Carcinoma of the Larynx: Changing Incidence in Women

Author Affiliations

From the Departments of Pathology, Ben Taub General Hospital and Baylor College of Medicine, Houston, Tex.

Arch Otolaryngol Head Neck Surg. 1991;117(6):681-684. doi:10.1001/archotol.1991.01870180117023

• Laryngeal carcinoma has classically been considered a disease of men with a history of tobacco and alcohol abuse. Substantial increases in the incidence of laryngeal carcinoma have occurred among both men and women from 1947 through 1984. In men, the incidence has increased from 5.6 to 9.0 per 100 000 population and in women, from 0.5 to 1.5 per 100 000 population. We recently encountered three consecutive cases of laryngeal carcinoma in women at the Ben Taub General Hospital, Houston, Tex, diagnosed and treated over a 3-month period. Each woman had a long history of cigarette smoking, and two also had a history of alcohol abuse. These consecutive presentations of laryngeal carcinomas in women prompted us to examine our Cancer Registry Files from 1959 through 1973 and 1974 through 1988. Over these two 15-year periods, the male-to-female ratio declined from 5.6:1 to 4.5:1, reflecting a greater incidence among women.

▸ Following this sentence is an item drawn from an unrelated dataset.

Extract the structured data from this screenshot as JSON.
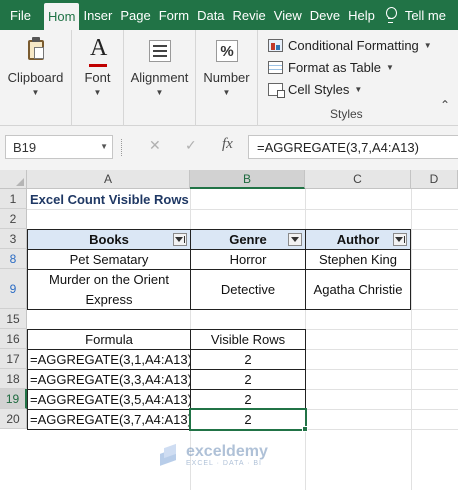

(Arch Otolaryngol Head Neck Surg. 1991; 117:681-684)